People can hold a number of beliefs and ideas – for instance, on what has caused their illness or how can it be treated, which are quite different from those held by the health professionals. If patients believe that there is no cure for TB, or that when symptoms get better it is not necessary to continue treatment, or that cure might be offered by alternative or traditional medicine, they may not continue their treatment
Some examples of questions that can help explore a patient’s health beliefs are:
- What do you think has caused your illness?
- How does your illness affect your body?
- How severe do you think it is?
- What kind of treatment do you think might help?
- What are the major problems caused by your illness?
- What are you afraid of most about your illness?
In such cases, the TB treatment supporter, along with a nurse, doctor or community supervisor, should explore ways to correct the misunderstandings and discuss with the patient how to restart treatment.
c. Address economic problems
Many people are unable to work when they are ill and may be the primary wage earners for their family. Housing, food and clothing needs should be assessed to find out what types of material support can help (see Section 3.2 for more details).
d. Address substance use or other mental health conditions

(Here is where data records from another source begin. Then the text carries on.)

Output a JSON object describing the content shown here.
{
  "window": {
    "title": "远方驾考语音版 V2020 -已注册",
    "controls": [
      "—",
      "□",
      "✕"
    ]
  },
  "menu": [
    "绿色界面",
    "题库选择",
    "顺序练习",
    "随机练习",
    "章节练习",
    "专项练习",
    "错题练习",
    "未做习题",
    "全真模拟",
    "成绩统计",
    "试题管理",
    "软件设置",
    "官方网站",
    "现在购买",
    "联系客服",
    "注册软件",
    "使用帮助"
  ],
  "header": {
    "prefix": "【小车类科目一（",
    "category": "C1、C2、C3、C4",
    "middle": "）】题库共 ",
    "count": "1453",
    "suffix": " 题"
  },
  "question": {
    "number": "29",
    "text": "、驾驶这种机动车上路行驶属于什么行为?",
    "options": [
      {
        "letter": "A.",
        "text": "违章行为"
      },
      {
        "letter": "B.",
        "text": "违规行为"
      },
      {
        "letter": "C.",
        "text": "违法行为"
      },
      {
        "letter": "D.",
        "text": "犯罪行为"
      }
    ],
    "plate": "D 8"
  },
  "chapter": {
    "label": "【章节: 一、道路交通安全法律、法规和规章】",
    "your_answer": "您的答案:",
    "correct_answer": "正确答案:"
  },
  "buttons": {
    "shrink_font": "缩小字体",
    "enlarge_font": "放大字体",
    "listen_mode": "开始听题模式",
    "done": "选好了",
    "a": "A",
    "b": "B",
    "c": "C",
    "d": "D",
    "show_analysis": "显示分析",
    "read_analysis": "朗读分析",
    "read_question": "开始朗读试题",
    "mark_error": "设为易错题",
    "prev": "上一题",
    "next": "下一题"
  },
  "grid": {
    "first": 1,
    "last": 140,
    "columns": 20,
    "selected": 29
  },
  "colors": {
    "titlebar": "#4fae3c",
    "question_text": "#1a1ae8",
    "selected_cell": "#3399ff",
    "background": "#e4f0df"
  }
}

Alcohol and drug use are known to affect treatment adherence. People should be encouraged to reduce or stop consumption if it interferes with their treatment. If this is difficult or other mental health conditions are suspected, consultation with a mental health or other relevant specialist should be considered.
e. Problems with the health-care service
People may have problems with health-care providers who might arrive late, might not listen carefully, or might make the patient feel not respected or not valued. These issues are also known to affect adherence and must be addressed. The health-care provider should recognize any service problems, apologize and offer a solution.
f. Address social problems
If there are other social problems, the patient should be referred for appropriate support. This would also include homeless people, or patients who might be shunned by their family or who have to re-locate for immigration, work or economic reasons, in which cases they should be linked to services in the new location.
4. Educate the patient about need to continue treatment
The health-care provider should:
- Assess if there are gaps in the patient’s understanding of the disease and its treatment.
- Correct any misunderstandings or misinformation.
- Encourage the patient to ask additional questions.
- Summarize the diagnosis, treatment and recommended steps in simple terms.
- Ask the patient to repeat or describe the treatment terms.
5. Counsel and support the patient to resume treatment promptly
Once the reasons for discontinuing medication have been discussed, have been dealt with to the best of the health-care provider’s ability and the patient has been educated about the need to continue treatment, the health-care provider should reassure the patient and provide realistic encouragement. Follow-up plans should be confirmed with the patient.
Further guidelines for psychological support are discussed in Section 5.5.
6. Engage community health workers, family members and caregivers to ensure treatment adherence
Engagement of community health workers has been demonstrated to be effective in securing favourable treatment outcomes. Family can also be an important source of support for the patient. If it is not possible for a family member to care for the patient, another caregiver should be identified and should also be educated about the need to continue treatment so that they can make sure the patient takes the treatment correctly at home. Information about measures to prevent the spread of infection, and that a person is usually no longer infectious within two weeks of the start of treatment, is also extremely important
Community opinion and religious leaders can be helpful if there are community-wide issues – such as stigma towards patients dealing with TB. This option is possible only if the patient allows the healthcare providers to share information about his or her TB diagnosis.